Two new titles every week when you join Gateway to the Classics
DARIUS DEMANDS EARTH AND WATER
 THE Ionian revolt was ended, but Darius had yet to punish the
Athenians for burning the city of Sardis. Eight years had
now passed since she had been destroyed, yet his anger
against the Greeks was as fierce as ever.
Daily during all these years a slave had said to him as he
sat at dinner, "Sire, remember the Athenians." And now, at
length, his vengeance was at hand.
Mardonius, one of the king's generals, was ordered to invade
Greece and to bring back with him to Susa the Athenians who
had dared to destroy Sardis.
So Mardonius crossed the Hellespont, and began to march
through Thrace and Macedonia. His fleet, with part of his
army, was to meet him later, beyond the perilous promontory
of Mount Athos.
The country through which Mardonius marched was wild, and
inhabited by rough and savage tribes. These tribes attacked
the Persian troops so fiercely that more than half of them
were slain. Meanwhile the fleet had encountered a terrible
storm, and three hundred ships were dashed to pieces upon
the rocks near Mount Athos, while twenty thousand were
When Mardonius heard of this terrible disaster he knew that
his troops would not now be strong enough to invade Greece.
So he went back to Persia.
But Darius was as determined as ever to punish the
Athenians. He spent two years in preparations, and then,
 before he set out for Greece, he sent heralds to the
different states, demanding from each earth and water. To
give earth to the great king was to acknowledge him as ruler
of their land, to give water was to own that he was monarch
of the sea.
Many of the states were afraid to refuse, and sent the earth
and water which Darius demanded, but among these was neither
Athens nor Sparta.
So indignant were these two cities that a barbarian, as they
called Darius, should send such a demand to the free States
of Greece, that they treated his heralds with scant
courtesy. The Athenians flung the messenger who came to
their city into a deep pit, while he who went to Sparta was
tossed into a well and told that there he would find the
earth and water that his king desired.
In the spring of 490 B.C. Darius sent the army and fleet
that he had assembled, across the Ægean Sea to the island
of Euboea. Here there was a city named Eretria, whose
inhabitants had shared in the destruction of Sardis. The
Persians plundered the city and took its chief citizens
prisoners, loading them with chains.
Flushed with victory, the army then crossed over to Attica
and landed near the plain of Marathon. There where
"The mountains look on Marathon,
And Marathon looks on the sea,"
a great battle was fought between the Greeks and the
Hippias, the tyrant who had fled from Athens many years
before, had been living under the protection of Darius and

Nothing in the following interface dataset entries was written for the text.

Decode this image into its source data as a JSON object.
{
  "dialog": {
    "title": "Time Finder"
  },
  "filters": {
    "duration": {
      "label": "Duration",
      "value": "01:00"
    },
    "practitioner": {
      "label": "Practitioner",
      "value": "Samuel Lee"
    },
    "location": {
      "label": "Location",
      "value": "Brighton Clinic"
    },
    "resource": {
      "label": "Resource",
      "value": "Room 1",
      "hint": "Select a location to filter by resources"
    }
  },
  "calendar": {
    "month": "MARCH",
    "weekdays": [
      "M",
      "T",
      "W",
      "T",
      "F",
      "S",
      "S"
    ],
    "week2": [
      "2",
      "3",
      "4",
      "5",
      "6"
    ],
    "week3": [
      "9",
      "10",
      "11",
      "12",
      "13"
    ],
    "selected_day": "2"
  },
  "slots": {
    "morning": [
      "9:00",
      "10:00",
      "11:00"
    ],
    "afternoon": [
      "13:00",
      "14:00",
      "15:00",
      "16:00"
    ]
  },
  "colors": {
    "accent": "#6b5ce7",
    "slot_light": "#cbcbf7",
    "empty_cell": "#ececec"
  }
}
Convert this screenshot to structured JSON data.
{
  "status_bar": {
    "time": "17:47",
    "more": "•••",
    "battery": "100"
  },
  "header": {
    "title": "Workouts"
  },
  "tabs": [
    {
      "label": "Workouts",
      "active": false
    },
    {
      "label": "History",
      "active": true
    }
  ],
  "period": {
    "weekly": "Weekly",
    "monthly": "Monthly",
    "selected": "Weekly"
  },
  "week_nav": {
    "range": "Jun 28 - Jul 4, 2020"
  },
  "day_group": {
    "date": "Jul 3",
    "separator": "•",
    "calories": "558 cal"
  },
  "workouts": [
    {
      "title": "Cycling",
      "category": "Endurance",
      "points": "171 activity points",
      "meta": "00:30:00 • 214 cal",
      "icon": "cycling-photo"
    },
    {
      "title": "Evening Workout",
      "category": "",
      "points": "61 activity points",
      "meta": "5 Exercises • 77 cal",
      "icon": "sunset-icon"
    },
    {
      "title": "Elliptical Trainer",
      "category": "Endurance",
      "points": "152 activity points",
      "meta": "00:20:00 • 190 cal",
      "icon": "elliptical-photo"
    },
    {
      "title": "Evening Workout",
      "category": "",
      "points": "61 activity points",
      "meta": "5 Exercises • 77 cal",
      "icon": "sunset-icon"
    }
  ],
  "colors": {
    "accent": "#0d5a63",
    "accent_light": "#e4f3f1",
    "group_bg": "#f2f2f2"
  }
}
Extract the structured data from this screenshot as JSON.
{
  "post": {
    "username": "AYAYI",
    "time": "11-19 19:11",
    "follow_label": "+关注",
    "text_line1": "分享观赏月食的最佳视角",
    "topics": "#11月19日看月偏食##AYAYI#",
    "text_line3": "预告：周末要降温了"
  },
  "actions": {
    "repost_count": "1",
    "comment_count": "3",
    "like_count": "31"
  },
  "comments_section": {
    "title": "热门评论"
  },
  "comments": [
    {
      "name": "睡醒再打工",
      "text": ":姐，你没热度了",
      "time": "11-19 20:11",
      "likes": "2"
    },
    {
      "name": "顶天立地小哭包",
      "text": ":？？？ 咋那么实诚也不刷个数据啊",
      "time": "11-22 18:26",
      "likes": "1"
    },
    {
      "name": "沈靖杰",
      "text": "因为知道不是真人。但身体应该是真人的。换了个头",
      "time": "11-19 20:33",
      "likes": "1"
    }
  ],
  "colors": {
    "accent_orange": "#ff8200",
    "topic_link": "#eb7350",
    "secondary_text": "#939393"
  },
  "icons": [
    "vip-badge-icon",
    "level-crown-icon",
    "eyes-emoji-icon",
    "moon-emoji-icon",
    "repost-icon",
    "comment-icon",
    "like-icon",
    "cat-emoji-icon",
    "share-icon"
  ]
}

was now with the Persian army. It is said that it was he
who had advised the enemy to land at Marathon.
The army of Darius was much larger than that of the
Athenians, for it was one hundred thousand strong, while the
Greeks numbered only about ten thousand trained soldiers.
 The Greeks were commanded by ten generals. If they did not
agree how to attack the enemy or how to defend themselves,
they consulted one of the archons called the polemarch, or
commander-in-chief. The polemarch at this time was
Callimachus. But the glory of the victory of Marathon
belongs not to Callimachus but to the general Miltiades.
It was Miltiades who had urged the Greeks to break up the
bridge of boats at the Danube and to leave Darius to his
fate, and he had ever rebelled against the lordship of the
Persian king. He had done all he could to encourage the
Ionian revolt, and when it was crushed he fled to Athens, to
which city he belonged.
When the Persians landed at Marathon the ten Greek generals
met together to decide how best they might defend their
country. Five of them, among whom Miltiades was the most
urgent, wished to march at once to Marathon to attack the
enemy. But the other five were more timid, and said that it
would be better to wait until they were joined by the other
Greek States before they risked a battle.
Then Miltiades rose in the council of war to beg Callimachus
to give his vote for war without delay. So sure was he of
success that his eagerness decided the polemarch to give his
vote as Miltiades wished. Thus it was settled that the army
should march to Marathon without delay.
At this time an army was usually drawn up for battle in
three divisions—the right wing, the left wing, and the
On the field of Marathon, Miltiades made his wings as deep
as possible, but as his army was small, this left his centre
less strong than that of the enemy.